Rav Asher was 45 years older than me. He had many children and grandchildren. He undoubtedly had many difficulties he faced in his time, yet he was as carefree as a teenager living by his parents getting a hefty weekly allowance. I have lived my life like a stray dog trained for dog fighting. I feel as though I may be 45 years older than I am, allowing stress and life to rule and ultimately ruin me.
The following is a large part of what I have learned from Rav Asher.
I ultimately realized that real power was realizing that I had no power. Nor for that matter do you have any power.
Rav Asher was fearless. But his fearlessness had nothing to do with his own strength or power and everything to do with his insurmountable faith.
This is real power. The key to absolution of fear is found in faith of God.
This is my response to Nietzsche’s “that which does not kill me…”, a testament to true power and a lesson in mortality. Immortality should not be the objective, facing one’s mortality with a smile on their face and faith in their heart/mind is key to a happy and meaningful life.
I can be happy and free as Rav Asher was, by embracing faith as Rav Asher had. Letting go and being thrilled that you have let go is enough to help any stress fade away. This simple technique can add years to your life and immediately enhance the quality of every minute of every day.

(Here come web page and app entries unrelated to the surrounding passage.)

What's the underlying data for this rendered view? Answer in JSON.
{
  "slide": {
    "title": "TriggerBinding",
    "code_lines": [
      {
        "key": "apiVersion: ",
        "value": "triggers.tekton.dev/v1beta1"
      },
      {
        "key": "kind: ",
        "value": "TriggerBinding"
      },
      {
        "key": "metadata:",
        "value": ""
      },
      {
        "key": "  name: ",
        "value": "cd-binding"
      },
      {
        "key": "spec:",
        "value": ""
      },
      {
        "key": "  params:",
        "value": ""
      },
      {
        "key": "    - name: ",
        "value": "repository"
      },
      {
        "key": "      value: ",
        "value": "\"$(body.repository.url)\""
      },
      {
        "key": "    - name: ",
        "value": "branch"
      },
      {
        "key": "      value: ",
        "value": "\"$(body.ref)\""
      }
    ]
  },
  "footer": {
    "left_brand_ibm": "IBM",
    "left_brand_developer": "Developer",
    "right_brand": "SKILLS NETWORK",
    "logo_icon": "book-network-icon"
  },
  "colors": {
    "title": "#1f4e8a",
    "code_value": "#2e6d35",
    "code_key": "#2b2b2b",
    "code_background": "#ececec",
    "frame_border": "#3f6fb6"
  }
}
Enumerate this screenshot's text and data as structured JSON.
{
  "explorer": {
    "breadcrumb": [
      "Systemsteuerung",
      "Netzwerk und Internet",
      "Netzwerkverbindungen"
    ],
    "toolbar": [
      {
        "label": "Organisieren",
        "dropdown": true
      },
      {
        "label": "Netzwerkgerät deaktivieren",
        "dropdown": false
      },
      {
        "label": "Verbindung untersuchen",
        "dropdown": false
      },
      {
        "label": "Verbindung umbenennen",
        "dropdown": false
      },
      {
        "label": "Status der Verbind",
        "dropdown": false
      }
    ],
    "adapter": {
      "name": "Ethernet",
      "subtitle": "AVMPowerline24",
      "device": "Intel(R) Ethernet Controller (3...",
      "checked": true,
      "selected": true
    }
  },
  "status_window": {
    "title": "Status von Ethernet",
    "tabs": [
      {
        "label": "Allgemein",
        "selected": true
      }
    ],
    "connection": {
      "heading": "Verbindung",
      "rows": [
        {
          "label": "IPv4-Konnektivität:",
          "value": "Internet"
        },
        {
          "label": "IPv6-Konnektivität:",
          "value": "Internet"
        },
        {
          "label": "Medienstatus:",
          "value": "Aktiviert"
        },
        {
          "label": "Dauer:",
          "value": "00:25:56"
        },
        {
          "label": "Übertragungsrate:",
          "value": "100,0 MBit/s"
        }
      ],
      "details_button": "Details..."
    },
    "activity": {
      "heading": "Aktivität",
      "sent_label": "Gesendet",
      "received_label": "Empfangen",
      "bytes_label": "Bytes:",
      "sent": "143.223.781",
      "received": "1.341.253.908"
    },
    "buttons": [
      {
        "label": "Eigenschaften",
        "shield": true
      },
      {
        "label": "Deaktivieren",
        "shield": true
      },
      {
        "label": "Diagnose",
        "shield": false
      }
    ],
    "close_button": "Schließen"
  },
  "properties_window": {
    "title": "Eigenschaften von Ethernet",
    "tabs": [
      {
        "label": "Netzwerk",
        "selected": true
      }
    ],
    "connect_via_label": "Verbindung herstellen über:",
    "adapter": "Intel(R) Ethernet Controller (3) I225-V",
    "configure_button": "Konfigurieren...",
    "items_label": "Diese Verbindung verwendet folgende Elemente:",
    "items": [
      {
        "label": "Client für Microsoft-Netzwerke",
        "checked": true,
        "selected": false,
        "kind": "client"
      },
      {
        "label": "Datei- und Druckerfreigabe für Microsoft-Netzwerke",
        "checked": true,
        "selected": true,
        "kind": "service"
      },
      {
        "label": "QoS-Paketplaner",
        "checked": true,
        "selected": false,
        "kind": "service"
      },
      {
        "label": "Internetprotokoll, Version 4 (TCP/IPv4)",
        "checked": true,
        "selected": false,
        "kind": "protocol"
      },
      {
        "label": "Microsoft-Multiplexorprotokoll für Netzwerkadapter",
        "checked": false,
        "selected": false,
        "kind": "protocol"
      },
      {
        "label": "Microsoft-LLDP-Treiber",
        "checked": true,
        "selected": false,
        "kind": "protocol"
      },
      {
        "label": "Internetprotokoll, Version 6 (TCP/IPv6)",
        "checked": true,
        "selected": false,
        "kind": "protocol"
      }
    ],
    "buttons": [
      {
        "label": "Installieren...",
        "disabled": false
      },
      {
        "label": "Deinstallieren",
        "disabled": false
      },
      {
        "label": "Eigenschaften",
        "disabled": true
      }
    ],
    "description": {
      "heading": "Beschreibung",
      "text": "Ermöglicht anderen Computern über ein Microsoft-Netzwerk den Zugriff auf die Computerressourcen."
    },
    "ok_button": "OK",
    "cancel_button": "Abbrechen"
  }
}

At any time that I am upset or stressed out, I am now aware that I am trying to control a situation that is none of my concern. It is me telling myself that I know better than God and that I have power. This vicious cycle leads to stress and unhappiness.
Now that I can recognize this it is in my power to change it.
I can pray for the power to let go and recognize as often as I can that I am living in God’s world and under His terms.
In letting go, in binding my faith in God, in being serene and happy; in these ways I honor Rav Asher’s memory. I hope I have learned this lesson from my Rebbe well and I hope that my experience can help you enhance your bitachon and bring additional simcha into your life.